Constricted blood vessels also contribute to the development of high blood pressure. Hypertension and poor blood vessel health create heart disease, stroke, and circulatory problems of the extremities, kidneys and other organs.
5. Carbon Monoxide in Smoke Is a Poisonous Gas
You wouldn’t inhale the fumes from car exhaust because you know they could kill you, so why do you smoke cigarettes? Smoking contains carbon dioxide, too. While it may not be in amounts that will kill you as quickly as inhaling car exhaust fumes, the long-term effects are still present.
Carbon monoxide interferes with your red blood cells’ ability to carry oxygen to the rest of your cells, making your heart beat faster and work harder. It also impacts your brain; you may experience increased anxiety, poorer performance of tasks, impaired memory and thinking problems as a result of smoking.
6. Cigarette Smoking Causes Premature Death
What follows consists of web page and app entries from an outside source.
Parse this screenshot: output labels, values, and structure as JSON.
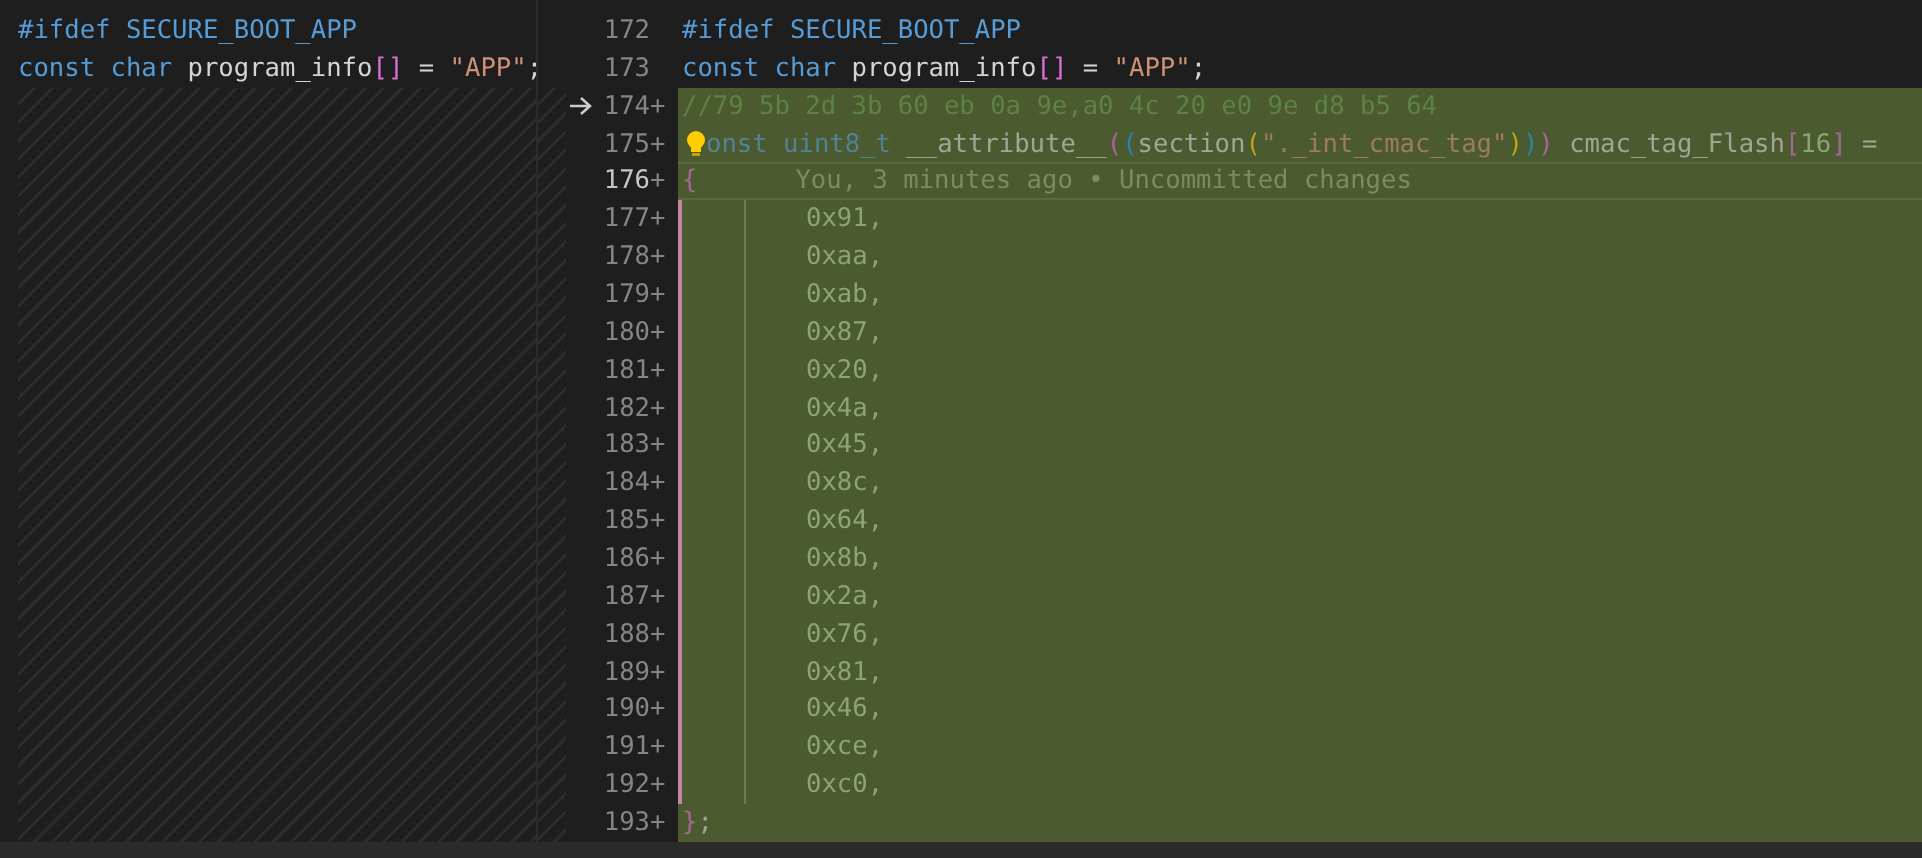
{
  "left_pane": {
    "lines": [
      {
        "tokens": [
          {
            "text": "#ifdef",
            "kind": "kw"
          },
          {
            "text": " SECURE_BOOT_APP",
            "kind": "macro"
          }
        ]
      },
      {
        "tokens": [
          {
            "text": "const",
            "kind": "kw"
          },
          {
            "text": " char",
            "kind": "kw"
          },
          {
            "text": " program_info",
            "kind": "id"
          },
          {
            "text": "[]",
            "kind": "br"
          },
          {
            "text": " = ",
            "kind": "id"
          },
          {
            "text": "\"APP\"",
            "kind": "str"
          },
          {
            "text": ";",
            "kind": "id"
          }
        ]
      }
    ]
  },
  "right_pane": {
    "lines": [
      {
        "number": "172",
        "added": false,
        "tokens": [
          {
            "text": "#ifdef",
            "kind": "kw"
          },
          {
            "text": " SECURE_BOOT_APP",
            "kind": "macro"
          }
        ]
      },
      {
        "number": "173",
        "added": false,
        "tokens": [
          {
            "text": "const",
            "kind": "kw"
          },
          {
            "text": " char",
            "kind": "kw"
          },
          {
            "text": " program_info",
            "kind": "id"
          },
          {
            "text": "[]",
            "kind": "br"
          },
          {
            "text": " = ",
            "kind": "id"
          },
          {
            "text": "\"APP\"",
            "kind": "str"
          },
          {
            "text": ";",
            "kind": "id"
          }
        ]
      },
      {
        "number": "174",
        "sign": "+",
        "added": true,
        "pointer": true,
        "tokens": [
          {
            "text": "//79 5b 2d 3b 60 eb 0a 9e,a0 4c 20 e0 9e d8 b5 64",
            "kind": "com"
          }
        ]
      },
      {
        "number": "175",
        "sign": "+",
        "added": true,
        "lightbulb": true,
        "tokens": [
          {
            "text": "onst",
            "kind": "kw"
          },
          {
            "text": " uint8_t",
            "kind": "kw"
          },
          {
            "text": " __attribute__",
            "kind": "id"
          },
          {
            "text": "(",
            "kind": "br"
          },
          {
            "text": "(",
            "kind": "br2"
          },
          {
            "text": "section",
            "kind": "id"
          },
          {
            "text": "(",
            "kind": "br3"
          },
          {
            "text": "\"._int_cmac_tag\"",
            "kind": "str"
          },
          {
            "text": ")",
            "kind": "br3"
          },
          {
            "text": ")",
            "kind": "br2"
          },
          {
            "text": ")",
            "kind": "br"
          },
          {
            "text": " cmac_tag_Flash",
            "kind": "id"
          },
          {
            "text": "[",
            "kind": "br"
          },
          {
            "text": "16",
            "kind": "num"
          },
          {
            "text": "]",
            "kind": "br"
          },
          {
            "text": " =",
            "kind": "id"
          }
        ]
      },
      {
        "number": "176",
        "sign": "+",
        "added": true,
        "current": true,
        "blame": "You, 3 minutes ago • Uncommitted changes",
        "tokens": [
          {
            "text": "{",
            "kind": "br"
          }
        ]
      },
      {
        "number": "177",
        "sign": "+",
        "added": true,
        "indented": true,
        "tokens": [
          {
            "text": "0x91,",
            "kind": "num"
          }
        ]
      },
      {
        "number": "178",
        "sign": "+",
        "added": true,
        "indented": true,
        "tokens": [
          {
            "text": "0xaa,",
            "kind": "num"
          }
        ]
      },
      {
        "number": "179",
        "sign": "+",
        "added": true,
        "indented": true,
        "tokens": [
          {
            "text": "0xab,",
            "kind": "num"
          }
        ]
      },
      {
        "number": "180",
        "sign": "+",
        "added": true,
        "indented": true,
        "tokens": [
          {
            "text": "0x87,",
            "kind": "num"
          }
        ]
      },
      {
        "number": "181",
        "sign": "+",
        "added": true,
        "indented": true,
        "tokens": [
          {
            "text": "0x20,",
            "kind": "num"
          }
        ]
      },
      {
        "number": "182",
        "sign": "+",
        "added": true,
        "indented": true,
        "tokens": [
          {
            "text": "0x4a,",
            "kind": "num"
          }
        ]
      },
      {
        "number": "183",
        "sign": "+",
        "added": true,
        "indented": true,
        "tokens": [
          {
            "text": "0x45,",
            "kind": "num"
          }
        ]
      },
      {
        "number": "184",
        "sign": "+",
        "added": true,
        "indented": true,
        "tokens": [
          {
            "text": "0x8c,",
            "kind": "num"
          }
        ]
      },
      {
        "number": "185",
        "sign": "+",
        "added": true,
        "indented": true,
        "tokens": [
          {
            "text": "0x64,",
            "kind": "num"
          }
        ]
      },
      {
        "number": "186",
        "sign": "+",
        "added": true,
        "indented": true,
        "tokens": [
          {
            "text": "0x8b,",
            "kind": "num"
          }
        ]
      },
      {
        "number": "187",
        "sign": "+",
        "added": true,
        "indented": true,
        "tokens": [
          {
            "text": "0x2a,",
            "kind": "num"
          }
        ]
      },
      {
        "number": "188",
        "sign": "+",
        "added": true,
        "indented": true,
        "tokens": [
          {
            "text": "0x76,",
            "kind": "num"
          }
        ]
      },
      {
        "number": "189",
        "sign": "+",
        "added": true,
        "indented": true,
        "tokens": [
          {
            "text": "0x81,",
            "kind": "num"
          }
        ]
      },
      {
        "number": "190",
        "sign": "+",
        "added": true,
        "indented": true,
        "tokens": [
          {
            "text": "0x46,",
            "kind": "num"
          }
        ]
      },
      {
        "number": "191",
        "sign": "+",
        "added": true,
        "indented": true,
        "tokens": [
          {
            "text": "0xce,",
            "kind": "num"
          }
        ]
      },
      {
        "number": "192",
        "sign": "+",
        "added": true,
        "indented": true,
        "tokens": [
          {
            "text": "0xc0,",
            "kind": "num"
          }
        ]
      },
      {
        "number": "193",
        "sign": "+",
        "added": true,
        "tokens": [
          {
            "text": "}",
            "kind": "br"
          },
          {
            "text": ";",
            "kind": "id"
          }
        ]
      }
    ]
  }
}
Cigarette smoking is directly responsible for over 20 percent of deaths in the United States. Almost 90 percent of people who die from lung cancer lose their lives due to smoking. Avoiding smoking is the most preventable way to avoid premature death and the terrible suffering that comes with it.
7. Tobacco Products Cause Cancer
Lung cancer isn’t the only form of cancer you are putting yourself at risk for developing if you smoke. Smoking tobacco raises your risks of developing mouth and throat cancers, which can be particularly disfiguring, painful, and hard to live with.
Living with and dying from cancer is often a long and difficult process for patients, as well as their loved ones. Pancreatic, esophageal, kidney, stomach, cervical and bladder cancer risks are raised when you smoke.
8. Tobacco Products Are Expensive
Many people use the excuse, “I would quit, but the patches and other medications I need are too expensive.” This is simply a cop out — you spend a lot more on tobacco products over the years than you would completing a smoking cessation program.
Most people don’t succeed on their first attempt to quit tobacco, but keep trying until you do. There are many therapies available, so find one or a combination of programs to suit you.
Medications, therapy, counseling and acupuncture are just a few of the many tools you have at your disposal. Most health insurance companies cover the cost of smoking cessation tools.
Check with the cancer society and health departments in your jurisdiction as well. Many health departments offer free or low-cost tools to help you end your addiction.
9. Smoking Is an Unhealthy Example for Your Loved Ones
While all family members are impacted due to their loved one’s illness, many become ill themselves due to exposure to secondhand smoke. Exposure to secondhand smoke puts adults around you at risk for ischemic heart disease, impaired lung function and lung cancer.
Secondhand smoke is particularly dangerous for children and pets. Children exposed to it are at risk for diminished lung function, asthma, and other respiratory illnesses.
10. Smoking Sends the Wrong Message to Those Who Love You
In addition to potentially harming the physical health of people you care about, if you smoke you are demonstrating that smoking is acceptable and too powerful to overcome. Even if you say, “I can’t quit, I have tried,” you are showing your loved ones that difficult problems aren’t worth fighting.
Do you really want your children or grandchildren to view you as someone who doesn’t care enough about yourself and loved ones that you won’t keep persevering until you succeed?